Retrieve every line from the records in which the word "Enable" occurs.

Start of Source material

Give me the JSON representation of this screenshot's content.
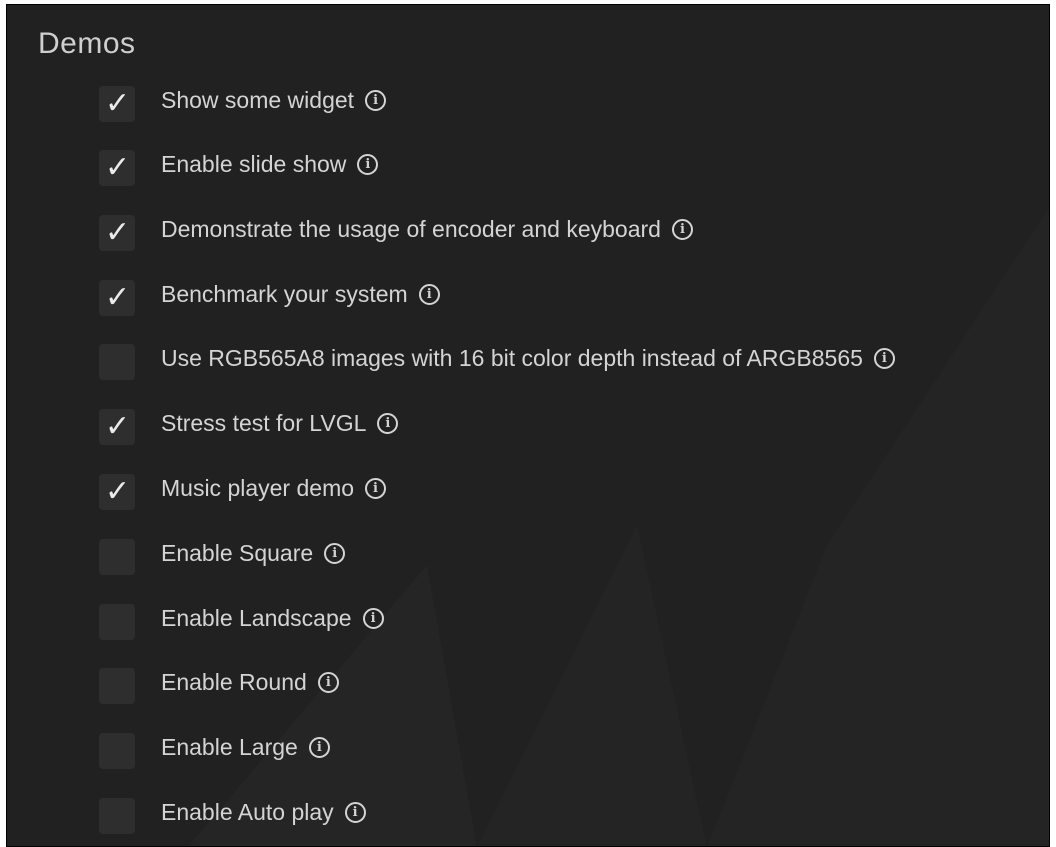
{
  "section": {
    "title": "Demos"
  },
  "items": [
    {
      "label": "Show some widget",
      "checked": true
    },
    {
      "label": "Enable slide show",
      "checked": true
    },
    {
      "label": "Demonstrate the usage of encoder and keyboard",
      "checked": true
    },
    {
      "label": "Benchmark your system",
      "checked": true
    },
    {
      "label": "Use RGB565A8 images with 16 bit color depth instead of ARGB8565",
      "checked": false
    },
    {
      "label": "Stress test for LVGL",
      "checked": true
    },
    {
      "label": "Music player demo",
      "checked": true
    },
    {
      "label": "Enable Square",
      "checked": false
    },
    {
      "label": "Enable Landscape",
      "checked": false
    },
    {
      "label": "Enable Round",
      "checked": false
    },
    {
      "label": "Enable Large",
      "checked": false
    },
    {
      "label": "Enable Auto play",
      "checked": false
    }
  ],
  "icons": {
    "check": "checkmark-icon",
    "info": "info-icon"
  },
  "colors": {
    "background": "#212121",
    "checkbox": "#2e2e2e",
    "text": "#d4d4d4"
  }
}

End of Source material

Solution:
      "label": "Enable slide show",
      "label": "Enable Square",
      "label": "Enable Landscape",
      "label": "Enable Round",
      "label": "Enable Large",
      "label": "Enable Auto play",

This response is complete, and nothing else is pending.